• Instructions for the task: Determine how many lines in the entries below hold "placeholder". Respond with that number only.

[Component data from apps and pages]
↓

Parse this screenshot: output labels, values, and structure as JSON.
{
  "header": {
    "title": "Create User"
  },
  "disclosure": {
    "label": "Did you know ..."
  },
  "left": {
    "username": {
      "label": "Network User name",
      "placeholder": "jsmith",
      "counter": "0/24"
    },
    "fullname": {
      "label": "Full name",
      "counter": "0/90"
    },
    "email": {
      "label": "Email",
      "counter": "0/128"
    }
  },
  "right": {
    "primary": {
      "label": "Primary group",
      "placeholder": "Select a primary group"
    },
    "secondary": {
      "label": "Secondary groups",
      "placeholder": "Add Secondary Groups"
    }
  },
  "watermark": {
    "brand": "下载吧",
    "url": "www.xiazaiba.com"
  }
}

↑

• Exercise answer: 3